# Task instructions
A faithful copy of every entry, with the pictures removed, is what is needed here.

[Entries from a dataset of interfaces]
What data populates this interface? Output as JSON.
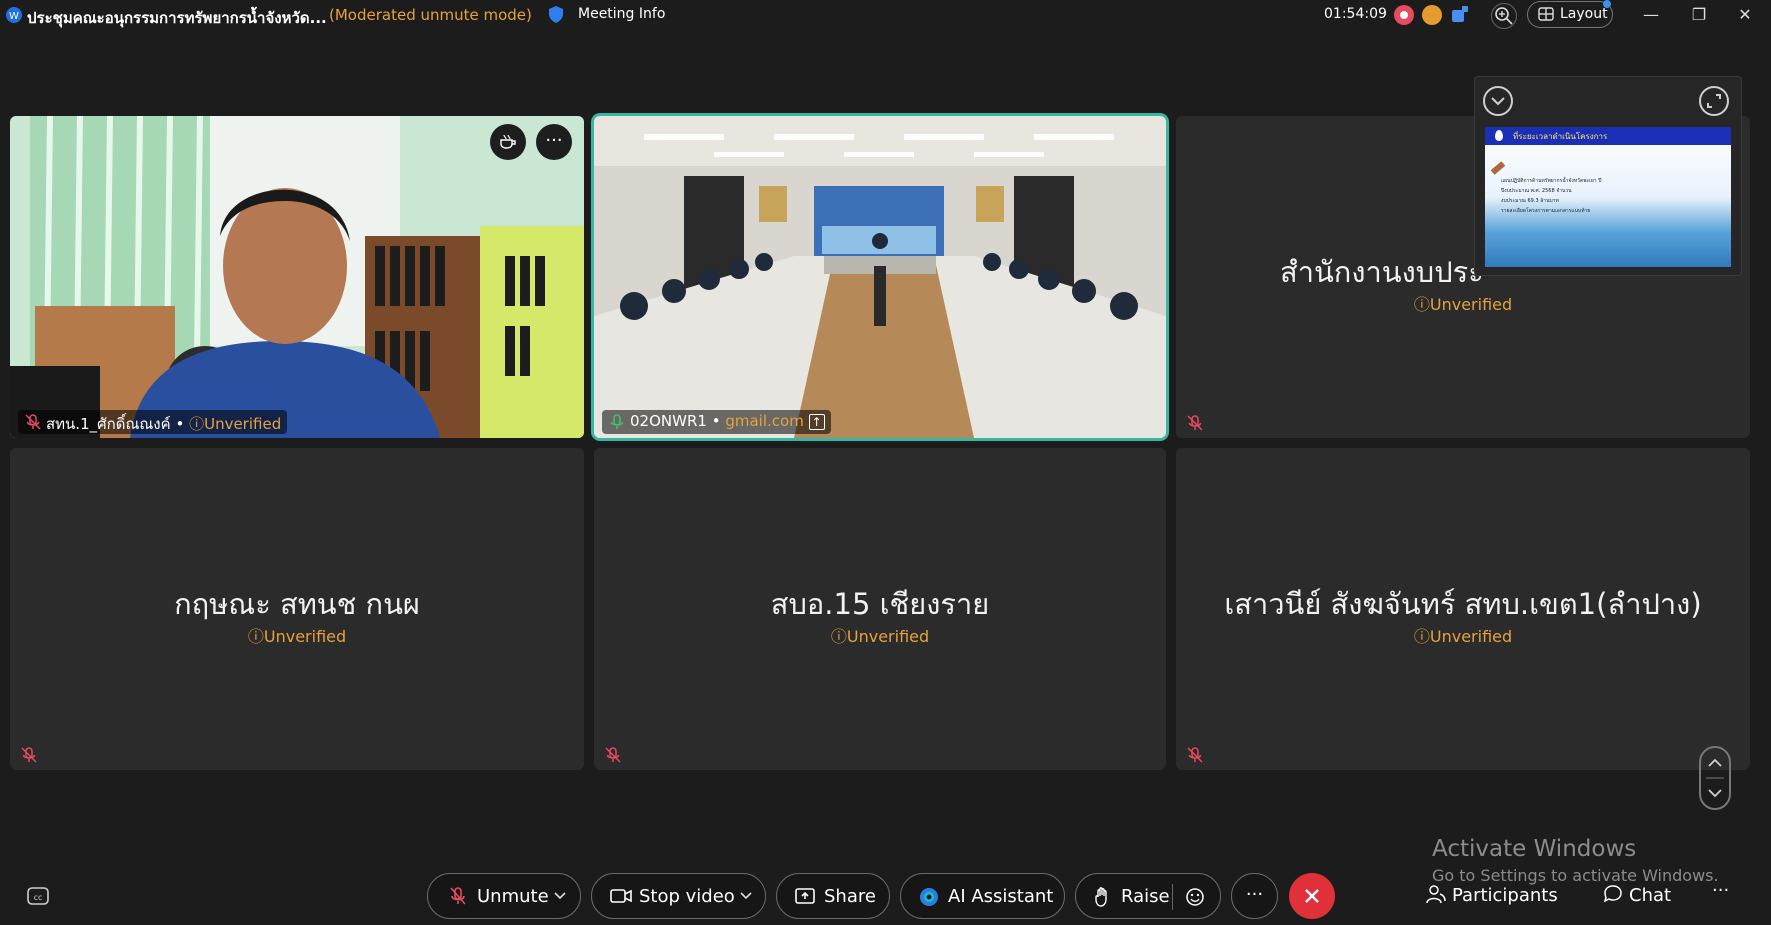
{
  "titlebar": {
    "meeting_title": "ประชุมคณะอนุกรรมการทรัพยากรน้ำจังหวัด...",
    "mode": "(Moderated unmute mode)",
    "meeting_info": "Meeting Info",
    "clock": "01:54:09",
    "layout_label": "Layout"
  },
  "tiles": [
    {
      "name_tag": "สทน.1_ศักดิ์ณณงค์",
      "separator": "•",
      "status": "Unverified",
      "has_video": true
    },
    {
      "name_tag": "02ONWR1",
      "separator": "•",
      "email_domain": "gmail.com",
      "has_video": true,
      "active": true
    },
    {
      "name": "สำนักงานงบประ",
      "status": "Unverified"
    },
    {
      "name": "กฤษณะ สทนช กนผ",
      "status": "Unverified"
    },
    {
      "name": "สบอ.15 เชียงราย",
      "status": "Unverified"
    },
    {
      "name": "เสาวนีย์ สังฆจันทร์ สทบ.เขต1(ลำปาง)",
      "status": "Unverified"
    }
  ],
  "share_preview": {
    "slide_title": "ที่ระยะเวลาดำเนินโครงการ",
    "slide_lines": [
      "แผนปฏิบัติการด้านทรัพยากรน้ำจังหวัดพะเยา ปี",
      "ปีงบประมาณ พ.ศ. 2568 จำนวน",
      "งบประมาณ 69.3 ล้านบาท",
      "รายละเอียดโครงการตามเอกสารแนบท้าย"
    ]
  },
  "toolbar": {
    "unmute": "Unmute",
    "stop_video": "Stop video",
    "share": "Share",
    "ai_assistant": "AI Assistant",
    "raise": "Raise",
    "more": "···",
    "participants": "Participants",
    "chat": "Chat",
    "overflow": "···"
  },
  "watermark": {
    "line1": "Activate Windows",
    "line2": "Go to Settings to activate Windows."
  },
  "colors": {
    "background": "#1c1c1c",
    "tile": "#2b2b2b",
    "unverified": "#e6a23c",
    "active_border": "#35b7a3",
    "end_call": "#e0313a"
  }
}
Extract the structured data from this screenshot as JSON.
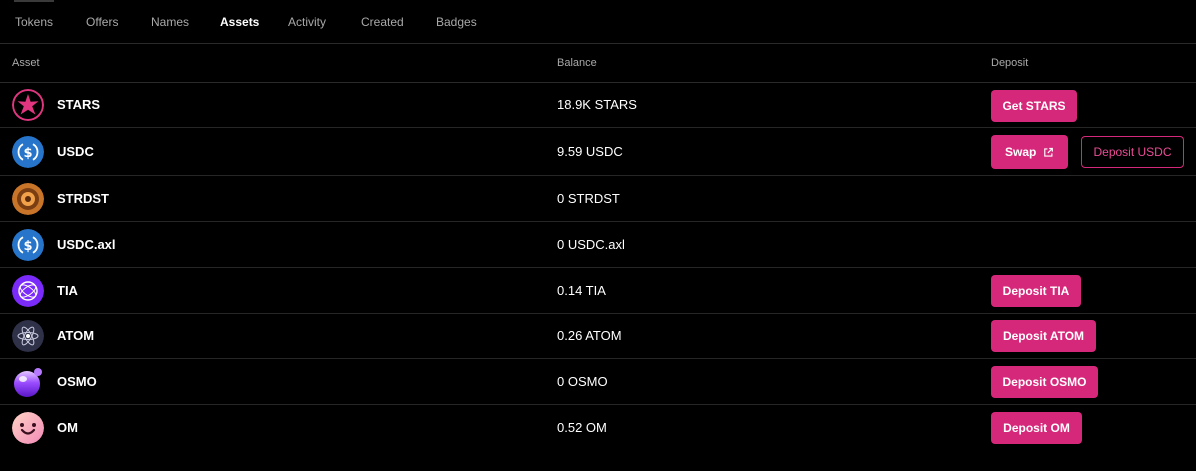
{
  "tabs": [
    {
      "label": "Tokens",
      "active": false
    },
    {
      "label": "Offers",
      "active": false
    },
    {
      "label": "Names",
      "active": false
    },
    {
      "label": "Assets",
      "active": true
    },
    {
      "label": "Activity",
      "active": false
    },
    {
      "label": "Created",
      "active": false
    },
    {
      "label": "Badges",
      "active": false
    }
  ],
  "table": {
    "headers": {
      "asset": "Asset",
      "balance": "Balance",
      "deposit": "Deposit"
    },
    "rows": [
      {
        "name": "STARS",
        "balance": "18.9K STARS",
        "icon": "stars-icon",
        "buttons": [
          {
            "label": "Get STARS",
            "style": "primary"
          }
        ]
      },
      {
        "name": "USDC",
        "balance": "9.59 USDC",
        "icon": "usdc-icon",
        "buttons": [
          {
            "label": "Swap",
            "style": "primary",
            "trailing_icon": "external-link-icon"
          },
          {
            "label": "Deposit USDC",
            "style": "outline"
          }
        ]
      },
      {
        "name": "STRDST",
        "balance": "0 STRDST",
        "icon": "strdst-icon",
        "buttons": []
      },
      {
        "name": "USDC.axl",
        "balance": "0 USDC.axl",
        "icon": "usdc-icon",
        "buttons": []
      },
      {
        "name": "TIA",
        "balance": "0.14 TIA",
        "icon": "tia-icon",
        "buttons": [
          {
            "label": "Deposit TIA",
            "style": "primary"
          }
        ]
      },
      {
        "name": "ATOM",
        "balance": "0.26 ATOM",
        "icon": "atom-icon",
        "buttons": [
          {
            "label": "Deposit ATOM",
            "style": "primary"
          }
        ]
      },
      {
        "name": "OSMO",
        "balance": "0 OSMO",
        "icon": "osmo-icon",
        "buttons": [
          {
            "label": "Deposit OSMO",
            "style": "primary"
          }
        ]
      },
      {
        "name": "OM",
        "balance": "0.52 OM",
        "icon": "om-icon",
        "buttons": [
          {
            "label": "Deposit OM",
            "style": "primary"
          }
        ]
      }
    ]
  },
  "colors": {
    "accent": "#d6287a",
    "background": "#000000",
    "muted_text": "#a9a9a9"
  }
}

# Result of the exercise
What data populates this interface? Output as JSON.
{
  "titlebar": {
    "meeting_title": "ประชุมคณะอนุกรรมการทรัพยากรน้ำจังหวัด...",
    "mode": "(Moderated unmute mode)",
    "meeting_info": "Meeting Info",
    "clock": "01:54:09",
    "layout_label": "Layout"
  },
  "tiles": [
    {
      "name_tag": "สทน.1_ศักดิ์ณณงค์",
      "separator": "•",
      "status": "Unverified",
      "has_video": true
    },
    {
      "name_tag": "02ONWR1",
      "separator": "•",
      "email_domain": "gmail.com",
      "has_video": true,
      "active": true
    },
    {
      "name": "สำนักงานงบประ",
      "status": "Unverified"
    },
    {
      "name": "กฤษณะ สทนช กนผ",
      "status": "Unverified"
    },
    {
      "name": "สบอ.15 เชียงราย",
      "status": "Unverified"
    },
    {
      "name": "เสาวนีย์ สังฆจันทร์ สทบ.เขต1(ลำปาง)",
      "status": "Unverified"
    }
  ],
  "share_preview": {
    "slide_title": "ที่ระยะเวลาดำเนินโครงการ",
    "slide_lines": [
      "แผนปฏิบัติการด้านทรัพยากรน้ำจังหวัดพะเยา ปี",
      "ปีงบประมาณ พ.ศ. 2568 จำนวน",
      "งบประมาณ 69.3 ล้านบาท",
      "รายละเอียดโครงการตามเอกสารแนบท้าย"
    ]
  },
  "toolbar": {
    "unmute": "Unmute",
    "stop_video": "Stop video",
    "share": "Share",
    "ai_assistant": "AI Assistant",
    "raise": "Raise",
    "more": "···",
    "participants": "Participants",
    "chat": "Chat",
    "overflow": "···"
  },
  "watermark": {
    "line1": "Activate Windows",
    "line2": "Go to Settings to activate Windows."
  },
  "colors": {
    "background": "#1c1c1c",
    "tile": "#2b2b2b",
    "unverified": "#e6a23c",
    "active_border": "#35b7a3",
    "end_call": "#e0313a"
  }
}
Extract the structured data from this screenshot as JSON.
{
  "tabs": [
    {
      "label": "Tokens",
      "active": false
    },
    {
      "label": "Offers",
      "active": false
    },
    {
      "label": "Names",
      "active": false
    },
    {
      "label": "Assets",
      "active": true
    },
    {
      "label": "Activity",
      "active": false
    },
    {
      "label": "Created",
      "active": false
    },
    {
      "label": "Badges",
      "active": false
    }
  ],
  "table": {
    "headers": {
      "asset": "Asset",
      "balance": "Balance",
      "deposit": "Deposit"
    },
    "rows": [
      {
        "name": "STARS",
        "balance": "18.9K STARS",
        "icon": "stars-icon",
        "buttons": [
          {
            "label": "Get STARS",
            "style": "primary"
          }
        ]
      },
      {
        "name": "USDC",
        "balance": "9.59 USDC",
        "icon": "usdc-icon",
        "buttons": [
          {
            "label": "Swap",
            "style": "primary",
            "trailing_icon": "external-link-icon"
          },
          {
            "label": "Deposit USDC",
            "style": "outline"
          }
        ]
      },
      {
        "name": "STRDST",
        "balance": "0 STRDST",
        "icon": "strdst-icon",
        "buttons": []
      },
      {
        "name": "USDC.axl",
        "balance": "0 USDC.axl",
        "icon": "usdc-icon",
        "buttons": []
      },
      {
        "name": "TIA",
        "balance": "0.14 TIA",
        "icon": "tia-icon",
        "buttons": [
          {
            "label": "Deposit TIA",
            "style": "primary"
          }
        ]
      },
      {
        "name": "ATOM",
        "balance": "0.26 ATOM",
        "icon": "atom-icon",
        "buttons": [
          {
            "label": "Deposit ATOM",
            "style": "primary"
          }
        ]
      },
      {
        "name": "OSMO",
        "balance": "0 OSMO",
        "icon": "osmo-icon",
        "buttons": [
          {
            "label": "Deposit OSMO",
            "style": "primary"
          }
        ]
      },
      {
        "name": "OM",
        "balance": "0.52 OM",
        "icon": "om-icon",
        "buttons": [
          {
            "label": "Deposit OM",
            "style": "primary"
          }
        ]
      }
    ]
  },
  "colors": {
    "accent": "#d6287a",
    "background": "#000000",
    "muted_text": "#a9a9a9"
  }
}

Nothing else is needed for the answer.